— The records —
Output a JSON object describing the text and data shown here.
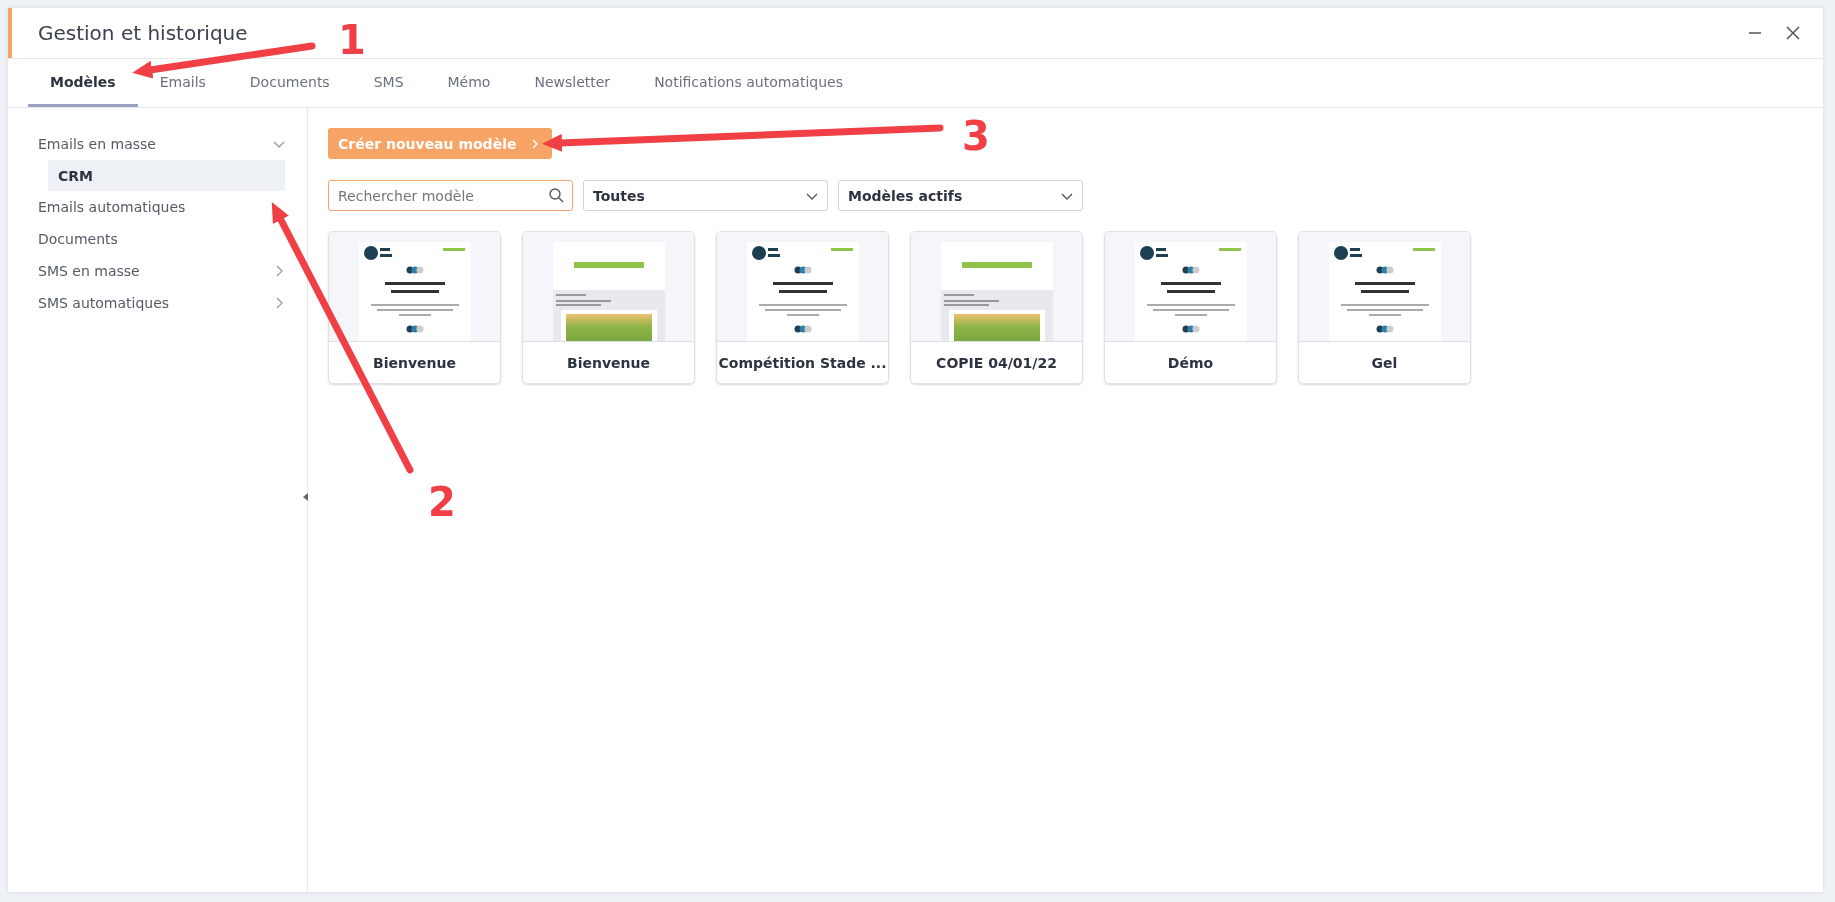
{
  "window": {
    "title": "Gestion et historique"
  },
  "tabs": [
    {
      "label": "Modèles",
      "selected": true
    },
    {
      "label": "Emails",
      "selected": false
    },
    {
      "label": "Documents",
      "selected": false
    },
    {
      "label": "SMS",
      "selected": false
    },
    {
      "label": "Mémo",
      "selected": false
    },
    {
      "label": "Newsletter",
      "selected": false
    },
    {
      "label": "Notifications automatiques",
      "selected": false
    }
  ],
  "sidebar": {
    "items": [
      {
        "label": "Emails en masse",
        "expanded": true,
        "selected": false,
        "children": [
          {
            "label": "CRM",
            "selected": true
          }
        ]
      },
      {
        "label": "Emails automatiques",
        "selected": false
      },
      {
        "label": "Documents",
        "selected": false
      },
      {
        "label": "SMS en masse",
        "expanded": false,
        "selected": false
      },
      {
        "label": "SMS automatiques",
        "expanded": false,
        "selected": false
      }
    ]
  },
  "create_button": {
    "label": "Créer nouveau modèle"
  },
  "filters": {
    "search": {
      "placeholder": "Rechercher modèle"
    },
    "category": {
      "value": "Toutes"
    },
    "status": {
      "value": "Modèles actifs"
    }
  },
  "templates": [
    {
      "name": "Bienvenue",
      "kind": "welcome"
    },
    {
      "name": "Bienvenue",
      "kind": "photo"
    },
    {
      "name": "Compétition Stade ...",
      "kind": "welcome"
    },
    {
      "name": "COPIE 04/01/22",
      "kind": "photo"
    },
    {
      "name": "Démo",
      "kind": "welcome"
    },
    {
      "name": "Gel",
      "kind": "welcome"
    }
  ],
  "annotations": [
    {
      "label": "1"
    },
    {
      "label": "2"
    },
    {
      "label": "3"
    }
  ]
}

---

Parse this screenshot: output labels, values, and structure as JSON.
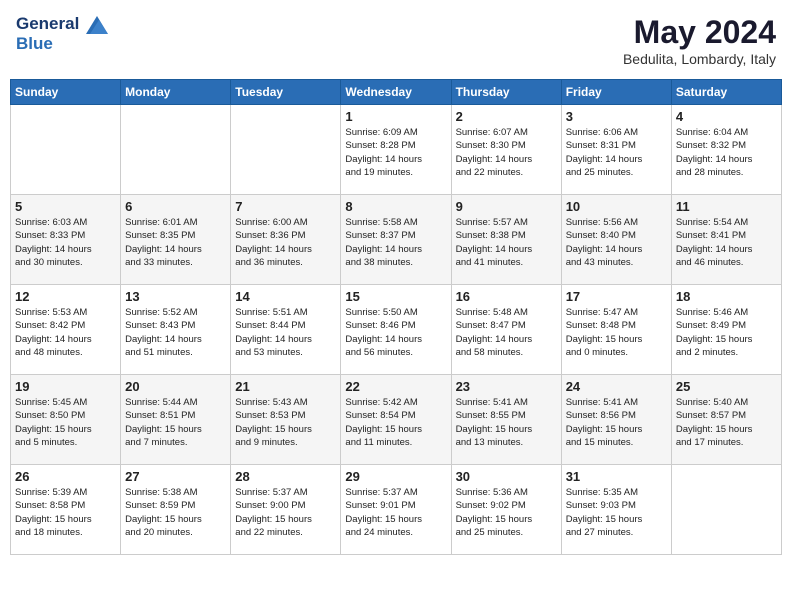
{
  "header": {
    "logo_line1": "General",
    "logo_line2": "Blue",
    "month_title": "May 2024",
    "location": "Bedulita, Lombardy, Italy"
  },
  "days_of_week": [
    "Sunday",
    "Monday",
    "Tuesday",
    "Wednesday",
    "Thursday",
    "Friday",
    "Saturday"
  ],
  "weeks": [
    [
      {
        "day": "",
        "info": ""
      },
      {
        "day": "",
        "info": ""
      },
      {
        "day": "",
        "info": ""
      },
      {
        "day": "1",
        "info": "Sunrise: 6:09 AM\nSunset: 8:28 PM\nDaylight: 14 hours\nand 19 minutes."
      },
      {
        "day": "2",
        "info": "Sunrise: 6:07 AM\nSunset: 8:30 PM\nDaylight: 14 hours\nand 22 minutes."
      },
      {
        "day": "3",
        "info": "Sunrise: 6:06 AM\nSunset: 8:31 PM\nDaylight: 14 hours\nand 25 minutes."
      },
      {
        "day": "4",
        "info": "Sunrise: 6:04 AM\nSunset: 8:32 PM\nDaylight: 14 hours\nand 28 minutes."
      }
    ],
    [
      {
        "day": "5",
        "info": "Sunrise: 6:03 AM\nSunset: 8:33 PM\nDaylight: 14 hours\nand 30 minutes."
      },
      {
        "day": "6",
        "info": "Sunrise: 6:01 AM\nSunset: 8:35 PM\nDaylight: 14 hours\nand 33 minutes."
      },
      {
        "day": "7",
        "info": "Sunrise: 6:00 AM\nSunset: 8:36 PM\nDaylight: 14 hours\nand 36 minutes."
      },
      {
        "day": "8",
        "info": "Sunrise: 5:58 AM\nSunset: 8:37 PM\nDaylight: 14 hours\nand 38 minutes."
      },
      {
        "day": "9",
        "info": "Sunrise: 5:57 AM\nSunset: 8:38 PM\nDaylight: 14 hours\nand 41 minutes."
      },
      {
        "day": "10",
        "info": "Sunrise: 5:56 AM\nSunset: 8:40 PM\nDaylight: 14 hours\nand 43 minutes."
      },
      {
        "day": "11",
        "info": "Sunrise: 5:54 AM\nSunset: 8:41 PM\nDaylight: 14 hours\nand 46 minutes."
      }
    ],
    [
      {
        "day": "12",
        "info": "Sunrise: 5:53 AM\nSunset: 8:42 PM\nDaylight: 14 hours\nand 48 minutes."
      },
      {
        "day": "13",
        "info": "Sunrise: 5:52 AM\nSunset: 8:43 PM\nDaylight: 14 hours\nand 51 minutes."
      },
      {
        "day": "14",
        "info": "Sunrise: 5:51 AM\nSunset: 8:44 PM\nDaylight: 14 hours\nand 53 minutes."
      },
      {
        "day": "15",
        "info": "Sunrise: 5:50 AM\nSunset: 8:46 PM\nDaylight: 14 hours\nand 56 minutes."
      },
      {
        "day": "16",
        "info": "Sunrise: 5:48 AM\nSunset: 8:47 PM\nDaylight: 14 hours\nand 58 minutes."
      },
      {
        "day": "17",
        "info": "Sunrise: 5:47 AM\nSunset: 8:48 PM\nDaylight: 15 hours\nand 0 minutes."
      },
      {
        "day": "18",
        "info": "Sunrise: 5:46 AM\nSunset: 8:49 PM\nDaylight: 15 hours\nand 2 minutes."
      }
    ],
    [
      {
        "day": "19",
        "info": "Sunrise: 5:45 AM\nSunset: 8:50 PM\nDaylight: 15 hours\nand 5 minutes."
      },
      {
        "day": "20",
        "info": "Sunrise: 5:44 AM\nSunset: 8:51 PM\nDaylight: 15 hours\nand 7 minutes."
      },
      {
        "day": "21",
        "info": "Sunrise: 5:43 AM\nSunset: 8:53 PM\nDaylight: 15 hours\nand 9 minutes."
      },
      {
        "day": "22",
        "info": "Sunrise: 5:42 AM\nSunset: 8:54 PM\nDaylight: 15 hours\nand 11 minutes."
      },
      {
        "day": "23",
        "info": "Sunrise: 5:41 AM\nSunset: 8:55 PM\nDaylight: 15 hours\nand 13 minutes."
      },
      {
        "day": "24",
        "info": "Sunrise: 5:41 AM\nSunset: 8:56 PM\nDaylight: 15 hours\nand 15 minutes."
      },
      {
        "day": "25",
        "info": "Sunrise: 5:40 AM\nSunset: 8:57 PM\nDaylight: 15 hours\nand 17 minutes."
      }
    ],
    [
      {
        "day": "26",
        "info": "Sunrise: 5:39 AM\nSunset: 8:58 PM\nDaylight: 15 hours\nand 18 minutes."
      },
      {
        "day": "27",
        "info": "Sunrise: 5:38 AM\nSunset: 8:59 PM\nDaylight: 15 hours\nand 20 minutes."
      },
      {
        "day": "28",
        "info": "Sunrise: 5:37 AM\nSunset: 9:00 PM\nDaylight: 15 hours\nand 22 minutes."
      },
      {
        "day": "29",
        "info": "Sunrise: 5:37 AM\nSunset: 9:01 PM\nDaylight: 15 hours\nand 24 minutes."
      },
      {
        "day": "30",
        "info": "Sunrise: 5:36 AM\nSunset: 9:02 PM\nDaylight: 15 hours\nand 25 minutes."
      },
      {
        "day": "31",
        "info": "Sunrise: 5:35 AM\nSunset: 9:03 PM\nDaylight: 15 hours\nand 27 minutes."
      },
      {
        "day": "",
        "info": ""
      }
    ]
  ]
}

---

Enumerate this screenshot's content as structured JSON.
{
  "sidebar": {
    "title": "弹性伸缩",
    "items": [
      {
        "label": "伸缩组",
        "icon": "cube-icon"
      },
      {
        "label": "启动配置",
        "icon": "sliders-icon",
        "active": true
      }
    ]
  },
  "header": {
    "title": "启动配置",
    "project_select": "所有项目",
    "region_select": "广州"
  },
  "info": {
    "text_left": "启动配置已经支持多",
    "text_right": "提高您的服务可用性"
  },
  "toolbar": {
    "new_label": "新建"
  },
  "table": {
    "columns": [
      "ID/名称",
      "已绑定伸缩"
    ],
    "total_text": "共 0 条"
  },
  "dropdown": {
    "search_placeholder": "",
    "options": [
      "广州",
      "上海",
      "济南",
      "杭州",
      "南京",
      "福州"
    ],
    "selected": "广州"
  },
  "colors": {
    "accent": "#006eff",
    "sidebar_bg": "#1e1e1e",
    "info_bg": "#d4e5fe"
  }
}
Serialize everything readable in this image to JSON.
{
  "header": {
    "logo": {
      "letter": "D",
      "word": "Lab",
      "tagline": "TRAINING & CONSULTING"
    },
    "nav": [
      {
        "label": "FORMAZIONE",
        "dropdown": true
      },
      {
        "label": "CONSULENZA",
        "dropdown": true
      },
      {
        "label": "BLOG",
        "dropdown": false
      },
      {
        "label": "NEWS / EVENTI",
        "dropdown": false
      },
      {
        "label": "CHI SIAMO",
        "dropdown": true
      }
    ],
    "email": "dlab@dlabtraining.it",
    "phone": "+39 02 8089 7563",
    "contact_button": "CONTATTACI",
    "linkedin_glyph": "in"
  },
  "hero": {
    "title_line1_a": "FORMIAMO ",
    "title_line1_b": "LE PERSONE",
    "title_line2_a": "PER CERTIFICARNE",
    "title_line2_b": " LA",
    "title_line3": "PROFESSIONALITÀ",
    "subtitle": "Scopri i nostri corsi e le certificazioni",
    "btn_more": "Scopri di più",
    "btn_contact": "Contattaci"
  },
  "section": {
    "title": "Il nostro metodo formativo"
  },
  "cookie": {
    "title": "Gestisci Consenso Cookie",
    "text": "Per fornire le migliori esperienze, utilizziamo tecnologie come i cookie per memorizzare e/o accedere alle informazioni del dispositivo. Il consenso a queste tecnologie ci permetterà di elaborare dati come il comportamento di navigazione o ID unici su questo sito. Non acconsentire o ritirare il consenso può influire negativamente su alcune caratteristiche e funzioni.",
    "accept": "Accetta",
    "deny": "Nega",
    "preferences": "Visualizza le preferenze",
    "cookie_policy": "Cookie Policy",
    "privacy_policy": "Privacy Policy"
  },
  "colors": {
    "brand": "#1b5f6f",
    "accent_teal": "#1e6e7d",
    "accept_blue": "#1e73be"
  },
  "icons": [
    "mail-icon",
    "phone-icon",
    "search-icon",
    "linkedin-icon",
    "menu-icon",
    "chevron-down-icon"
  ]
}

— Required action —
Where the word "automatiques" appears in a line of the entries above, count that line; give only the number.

— Result of the task —
3